Now, on the eve of the wedding of the century, Bex is faced with whether everything she's sacrificed for love–her career, her home, her family, maybe even herself – will have been for nothing.


You can purchase your copy of The Royal We from Waterstones, Amazon.co.uk or your own preferred retailer.

Monday, 10 August 2015

Theatre review: Three Days in the Country at the National Theatre



Amanda Drew (Natalya) and John Simm (Rakitin). ©Tristram Kenton

Based on Turgenev's A Month in the Country, this abridged production was as fast-paced as you'd expect from a play that had been shortened from five acts to just two; taking what could have easily been a sluggish tale of infidelity and unrequited love in the Russian countryside to a snappy comedy that a times leaned perhaps just a tad too much into slapstick territory.

Friday, 7 August 2015

Book review: The Blue by Lucy Clarke


My edition: Paperback, published on 30 July 2015 by Harper, 396 pages.

Description: They had found paradise.
What would they do to keep it?

With a quick spin of the globe, Kitty and Lana escape their grey reality and journey to the Philippines. There they discover The Blue – a beautiful yacht, with a wandering crew.

They spend day after languorous day exploring the pristine white beaches and swimming beneath the stars, and Lana drifts further away from the long-buried secrets of home.

But the tide turns when death creeps quietly on deck.

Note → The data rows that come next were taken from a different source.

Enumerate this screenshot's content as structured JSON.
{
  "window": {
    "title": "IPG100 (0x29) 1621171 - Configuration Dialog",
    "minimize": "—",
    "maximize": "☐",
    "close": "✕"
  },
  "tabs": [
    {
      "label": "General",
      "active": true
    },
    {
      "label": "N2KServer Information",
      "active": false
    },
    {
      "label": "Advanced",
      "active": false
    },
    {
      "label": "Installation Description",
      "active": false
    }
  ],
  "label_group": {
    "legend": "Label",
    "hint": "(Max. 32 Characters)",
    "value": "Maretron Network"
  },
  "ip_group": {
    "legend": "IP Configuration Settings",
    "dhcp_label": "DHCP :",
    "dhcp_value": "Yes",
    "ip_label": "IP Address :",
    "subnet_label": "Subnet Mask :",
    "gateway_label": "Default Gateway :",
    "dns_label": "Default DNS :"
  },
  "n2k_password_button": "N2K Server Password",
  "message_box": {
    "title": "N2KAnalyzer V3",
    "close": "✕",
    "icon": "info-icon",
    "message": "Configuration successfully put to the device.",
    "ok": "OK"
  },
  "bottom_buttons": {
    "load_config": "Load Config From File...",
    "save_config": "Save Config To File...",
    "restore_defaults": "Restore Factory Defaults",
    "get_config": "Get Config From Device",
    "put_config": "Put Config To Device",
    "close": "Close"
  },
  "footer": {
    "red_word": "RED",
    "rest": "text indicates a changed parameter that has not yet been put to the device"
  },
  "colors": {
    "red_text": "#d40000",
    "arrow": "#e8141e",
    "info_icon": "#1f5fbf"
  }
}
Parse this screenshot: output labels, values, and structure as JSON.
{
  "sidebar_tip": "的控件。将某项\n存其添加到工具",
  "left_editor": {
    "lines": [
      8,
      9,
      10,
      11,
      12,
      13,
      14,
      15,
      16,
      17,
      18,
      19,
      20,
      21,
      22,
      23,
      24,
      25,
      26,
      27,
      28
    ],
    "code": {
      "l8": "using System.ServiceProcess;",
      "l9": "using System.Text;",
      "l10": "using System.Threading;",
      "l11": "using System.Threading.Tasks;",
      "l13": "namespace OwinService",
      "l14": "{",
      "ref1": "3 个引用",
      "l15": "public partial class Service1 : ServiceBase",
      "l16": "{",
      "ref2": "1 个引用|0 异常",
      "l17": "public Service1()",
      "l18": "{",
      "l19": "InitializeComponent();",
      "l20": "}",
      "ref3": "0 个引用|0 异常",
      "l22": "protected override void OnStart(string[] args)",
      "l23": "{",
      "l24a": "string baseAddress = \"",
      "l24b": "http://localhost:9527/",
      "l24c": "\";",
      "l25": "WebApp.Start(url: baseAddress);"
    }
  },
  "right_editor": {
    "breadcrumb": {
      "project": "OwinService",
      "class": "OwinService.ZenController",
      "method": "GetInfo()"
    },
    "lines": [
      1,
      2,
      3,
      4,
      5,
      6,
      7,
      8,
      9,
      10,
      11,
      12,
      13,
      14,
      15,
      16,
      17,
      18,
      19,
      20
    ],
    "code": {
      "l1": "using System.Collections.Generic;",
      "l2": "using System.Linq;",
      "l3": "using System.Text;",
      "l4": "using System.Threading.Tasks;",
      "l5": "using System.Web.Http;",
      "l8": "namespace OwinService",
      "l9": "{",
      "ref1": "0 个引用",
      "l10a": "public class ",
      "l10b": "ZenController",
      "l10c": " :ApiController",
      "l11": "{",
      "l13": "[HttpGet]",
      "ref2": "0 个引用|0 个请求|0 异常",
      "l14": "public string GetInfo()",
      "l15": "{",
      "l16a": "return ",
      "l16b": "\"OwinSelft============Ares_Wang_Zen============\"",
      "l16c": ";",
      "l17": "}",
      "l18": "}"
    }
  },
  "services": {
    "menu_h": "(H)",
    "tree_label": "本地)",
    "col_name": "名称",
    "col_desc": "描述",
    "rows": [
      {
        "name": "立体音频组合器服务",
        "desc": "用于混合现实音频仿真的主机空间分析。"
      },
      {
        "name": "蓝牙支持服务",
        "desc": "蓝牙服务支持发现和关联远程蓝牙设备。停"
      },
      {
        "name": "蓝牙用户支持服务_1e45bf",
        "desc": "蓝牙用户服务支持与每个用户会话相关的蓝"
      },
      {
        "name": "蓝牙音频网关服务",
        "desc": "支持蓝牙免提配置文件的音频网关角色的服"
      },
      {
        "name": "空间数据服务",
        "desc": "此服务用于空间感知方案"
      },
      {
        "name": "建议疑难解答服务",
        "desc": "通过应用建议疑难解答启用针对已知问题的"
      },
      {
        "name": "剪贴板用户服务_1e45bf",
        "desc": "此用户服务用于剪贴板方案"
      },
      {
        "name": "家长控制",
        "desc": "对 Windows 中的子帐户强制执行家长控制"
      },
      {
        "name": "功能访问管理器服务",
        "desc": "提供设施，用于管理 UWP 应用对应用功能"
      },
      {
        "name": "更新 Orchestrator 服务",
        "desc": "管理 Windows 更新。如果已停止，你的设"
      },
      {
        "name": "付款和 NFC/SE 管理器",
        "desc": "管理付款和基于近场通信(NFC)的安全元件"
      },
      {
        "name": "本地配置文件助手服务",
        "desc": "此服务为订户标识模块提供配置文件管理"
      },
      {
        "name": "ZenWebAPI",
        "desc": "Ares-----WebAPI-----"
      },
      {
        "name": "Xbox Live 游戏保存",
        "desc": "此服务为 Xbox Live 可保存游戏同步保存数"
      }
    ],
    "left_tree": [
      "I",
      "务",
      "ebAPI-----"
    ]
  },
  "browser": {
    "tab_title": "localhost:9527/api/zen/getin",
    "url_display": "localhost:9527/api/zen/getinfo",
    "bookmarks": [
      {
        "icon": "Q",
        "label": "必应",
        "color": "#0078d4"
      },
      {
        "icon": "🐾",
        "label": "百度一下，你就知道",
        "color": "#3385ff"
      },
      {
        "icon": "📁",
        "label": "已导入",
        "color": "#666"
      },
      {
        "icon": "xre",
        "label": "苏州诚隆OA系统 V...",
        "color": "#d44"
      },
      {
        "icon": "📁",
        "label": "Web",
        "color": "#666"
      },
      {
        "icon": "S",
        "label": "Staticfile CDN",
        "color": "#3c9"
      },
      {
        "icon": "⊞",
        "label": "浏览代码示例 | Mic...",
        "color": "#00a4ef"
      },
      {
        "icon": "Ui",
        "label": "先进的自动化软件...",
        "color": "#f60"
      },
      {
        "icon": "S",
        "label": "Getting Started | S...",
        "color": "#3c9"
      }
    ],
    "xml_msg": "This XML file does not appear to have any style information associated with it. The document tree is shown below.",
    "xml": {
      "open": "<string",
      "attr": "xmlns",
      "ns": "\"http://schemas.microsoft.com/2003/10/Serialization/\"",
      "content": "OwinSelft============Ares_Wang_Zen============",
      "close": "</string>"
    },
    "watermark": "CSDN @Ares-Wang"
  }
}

A dangerous swell of mistrust and lies threatens to bring the crew’s adventures to an end – but some won’t let paradise go…whatever the price.

Rating:

Thursday, 6 August 2015

6 Great British Baking Books in Fiction



Inspired by the start of the new series of The Great British Bake Off, kicking off 10 weeks of delicious baked goods, soggy bottoms, and a plethora of innuendos from Mel & Sue (baking has never been so sexy!), I want to share some of my favourite fictional reads steeped in mouthwatering home-baked goods, and written by British authors.

After all, a slice of GBBO-inspired cake or still-warm-from-the-oven bread tastes just that much nicer when enjoyed with a good book in hand, doesn't it?

Wednesday, 5 August 2015

Blog tour review: A Very Big House in the Country by Claire Sandy


My edition: Paperback, published on 30 July 2015 by Pan Macmillan, 418 pages.

Description: For one long hot summer in Devon, three families are sharing one very big house in the country. The Herreras: made up of two tired parents, three grumbling children and one promiscuous dog; the Littles: he's loaded (despite two divorces and five kids), she's gorgeous, but maybe the equation for a truly happy marriage is a bit more complicated than that; and the Browns, who seem oddly jumpy around people, but especially each other.

By the pool, new friendships blossom; at the Aga door, resentments begin to simmer. Secret crushes are formed and secret cigarettes cadged by the teens, as the adults loosen their inhibitions with litres of white wine and start to get perhaps a little too honest ...

Mother hen to all, Evie Herreras has a life-changing announcement to make, one that could rock the foundations of her family. But will someone else beat her to it?

Rating:

Monday, 3 August 2015

Theatre review: The Who's Tommy at Greenwich Theatre



©Claire Bilyard

Based on the 1969 concept album by legendary British rock band The Who, Tommy tells the tale of a young boy who is so traumatised by an event he witnesses, and his mother's reaction to it, that he becomes deaf, dumb and blind. Understandably it's hard for him to function normally after that and matters are made worse by family members who take advantage of him. However, despite his severe limitations, there is one thing that he is incredibly good at: playing pinball. Even if you're not familiar with the musical or the album it's based on, you undoubtedly know the track Pinball Wizard, which is about Tommy's rise to fame and was sung by Elton John in the movie adaptation of the show in the 1970s.